Do you enjoy burning the midnight oil and sleeping late the next day? It’s nice to be able to set your own schedule, but late sleepers may have a disadvantage when it comes to weight control. According to a study published in the journal Obesity, people who sleep late take in more calories and eat more of the wrong kinds of food.
Sleep and Weight Gain: Sleeping Late Puts You at Risk for Obesity
Researchers at the Northwestern University Feinberg School of Medicine monitored the sleep habits, eating patterns and body weights of more than 50 healthy young and middle-aged adults. Some of these individuals were late sleepers, while others had more typical sleep schedules, going to bed around midnight or earlier and getting up at around 8:00 A.M. The late sleepers in this study would typically stay up until the wee hours of the morning and rise at around 10:45 A.M.
What did they find? Sleeping late, even if you get enough sleep, has its pitfalls. In this study, those who regularly went to bed late and woke up later consumed an average of 250 more calories a day. They were also more likely to make unhealthy food choices and limit the number of fruits and vegetables they ate. To make matters worse, they drank more sugary soft drinks. Not surprisingly, late snoozers also had higher BMIs.
The Disadvantages of Sleeping Late
The reason people who stay up late and rise later in the day tend to put on more weight isn’t clear, but researchers believe circadian rhythms play a role. Circadian rhythms are the internal cycles that tell your body when it should be awake and active and when it should be sleeping.
Circadian rhythms also play a role in establishing eating patterns, possibly by influencing brain chemicals that control appetite and by its effects on metabolism. When you expose your eyes to light at a time your body expects darkness, it throws off your natural rhythms. This can lead to increased food consumption and a metabolic slow down.
Of course, food choices play a role too. Some people who eat their meals late at night have less access to healthy foods and opt for fast food and take-out. They’re also less likely to eat a healthy breakfast in the morning since they wake up late.

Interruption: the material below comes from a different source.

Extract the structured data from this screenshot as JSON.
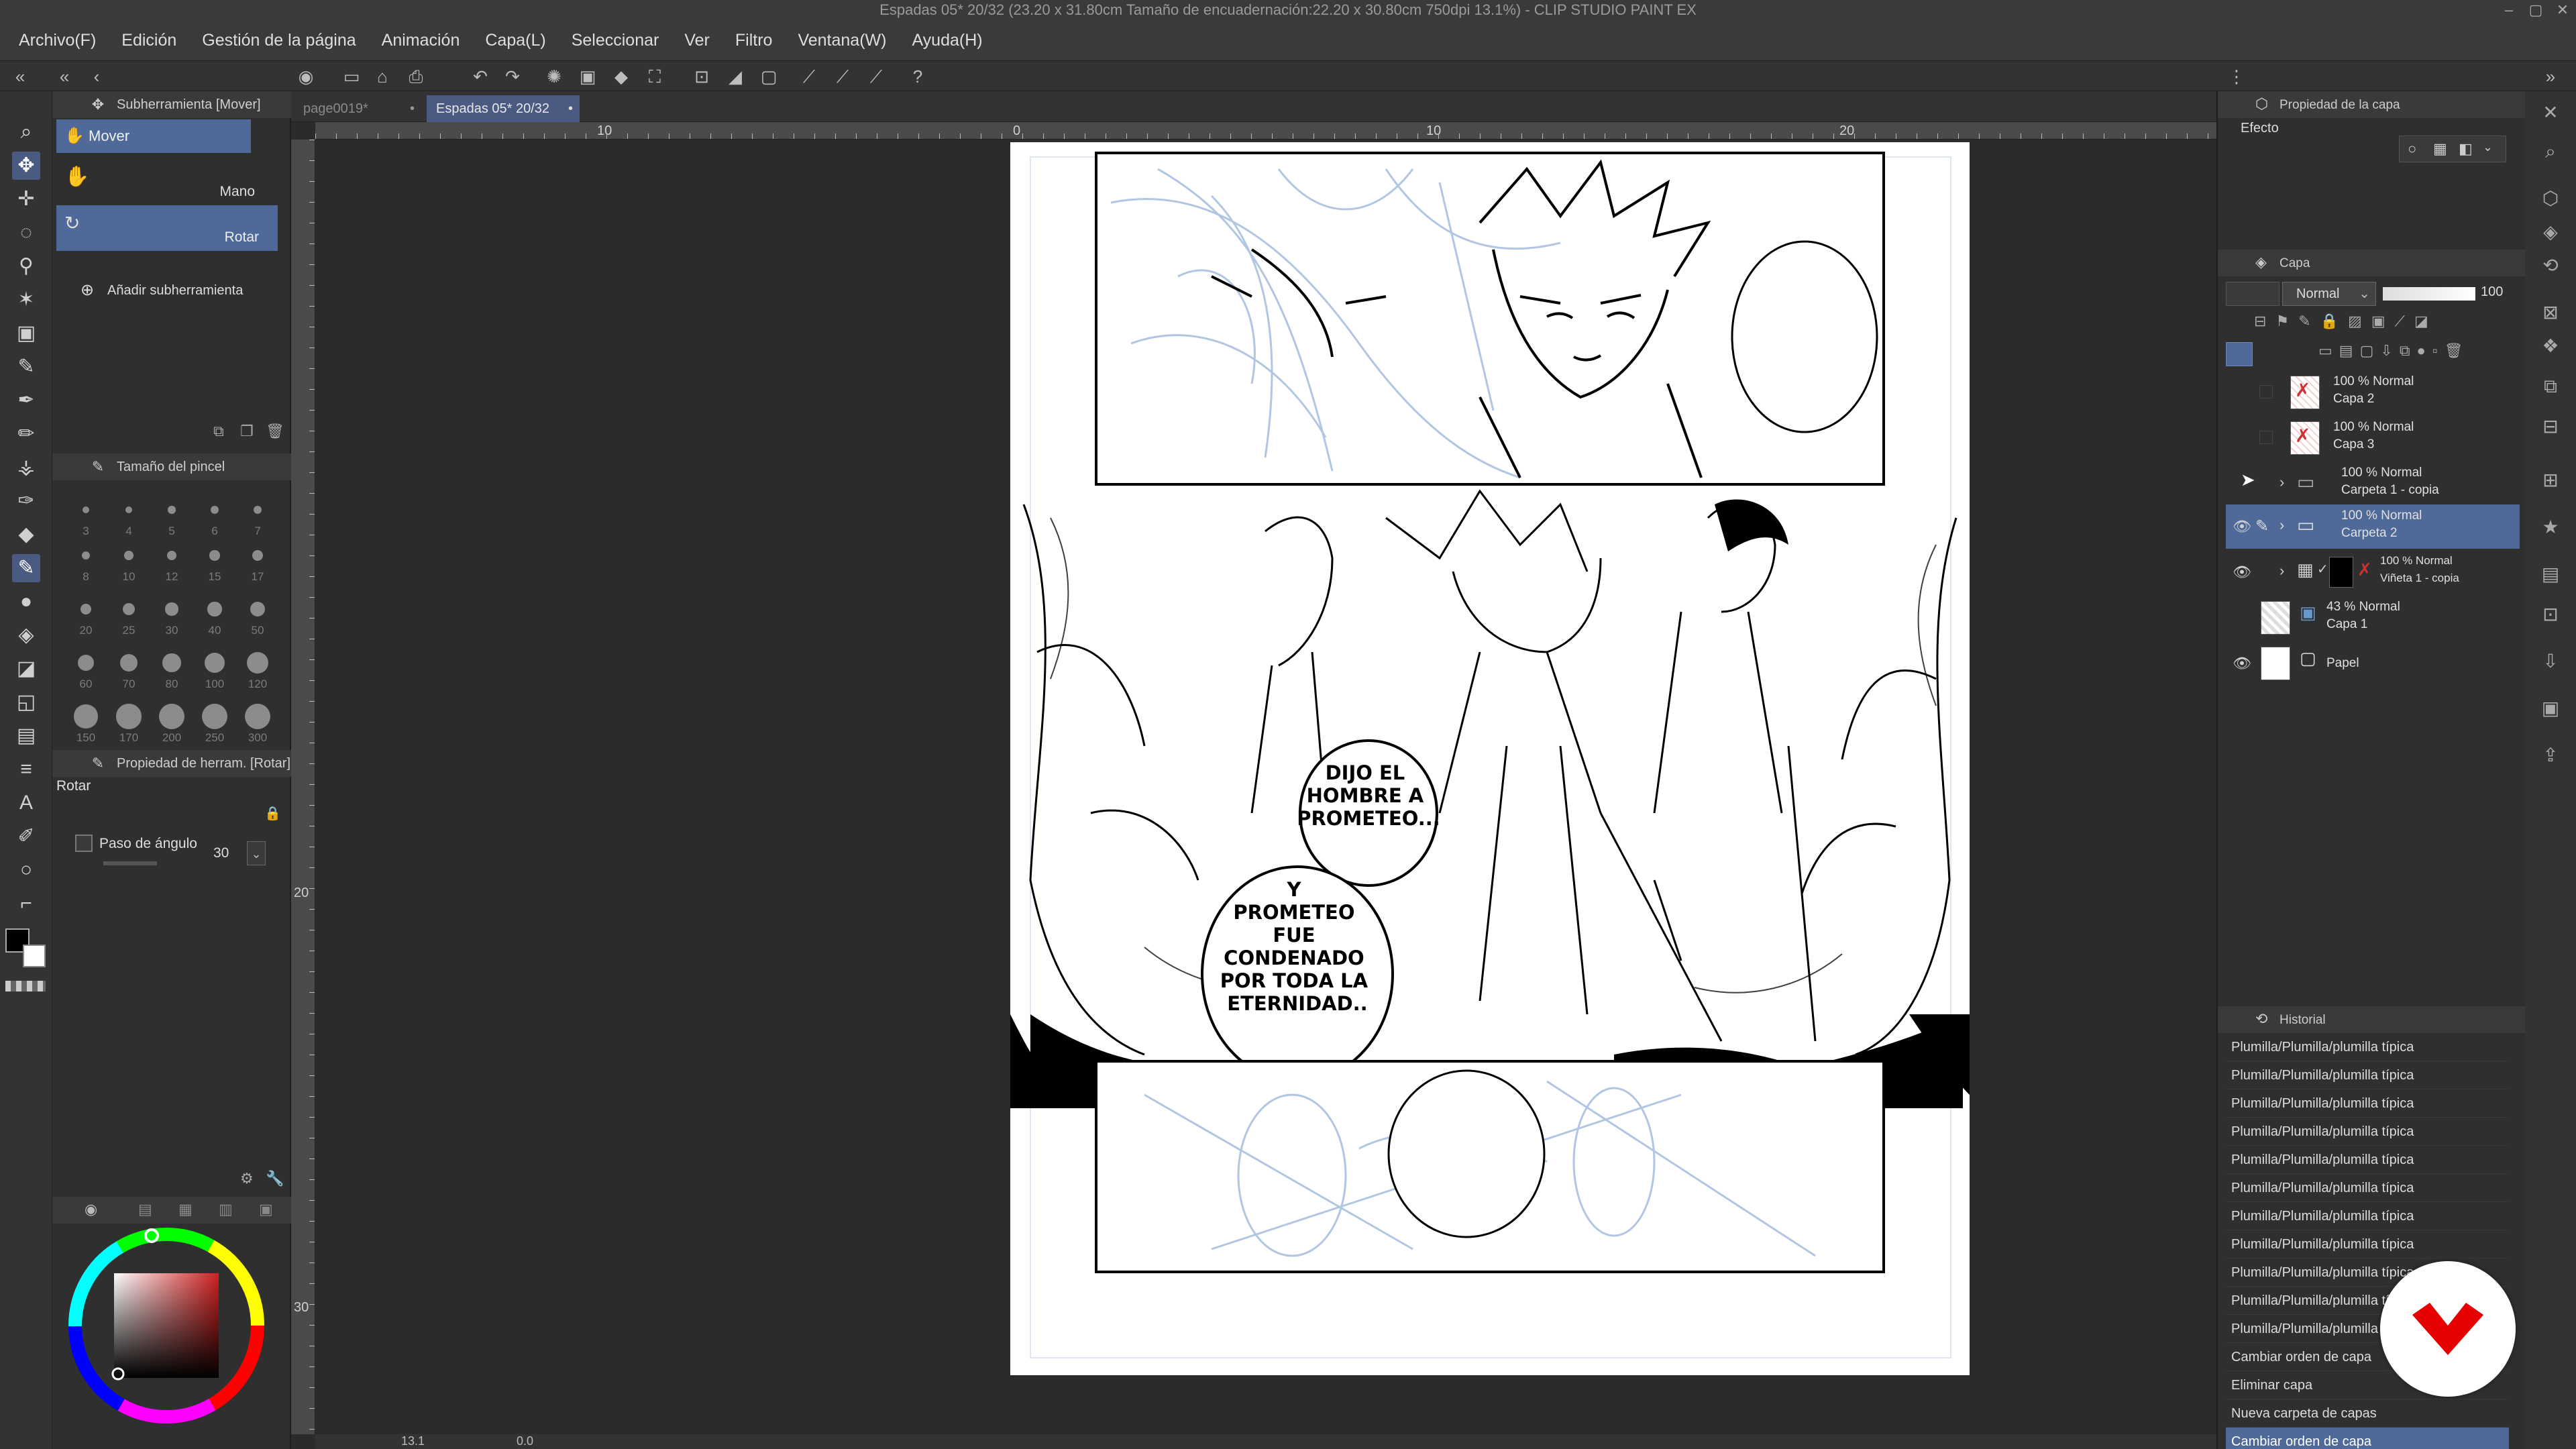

Some studies show that people who skip breakfast are more prone to weight gain.
Sleep and Weight Gain: What Does This Mean?
This study adds to the growing body of evidence that sleep plays a role in weight control. People who don’t get enough sleep, regardless of when they go to bed and wake up, are more likely to put on weight.
One of the best steps you can take for weight control and for your overall health is to sleep between 7 and 8 hours a night. This amount of sleep seems to be best for appetite control and for keeping cortisol levels low Cortisol is a hormone that’s increased with stress and lack of sleep. It contributes to belly fat and muscle breakdown.
The Bottom Line?
Early to bed and early to rise not only makes you healthy, wealthy and wise, it may help to keep your weight under control too. When and how you sleep affects how much you eat and how your body burns fat. Get to bed on time whenever you can, and stay there for at least 7 hours.
Science Daily. “Night Owls at Risk for Weight Gain and Bad Diet”
WebMD. “Are You Sleeping Enough — or Too Much?”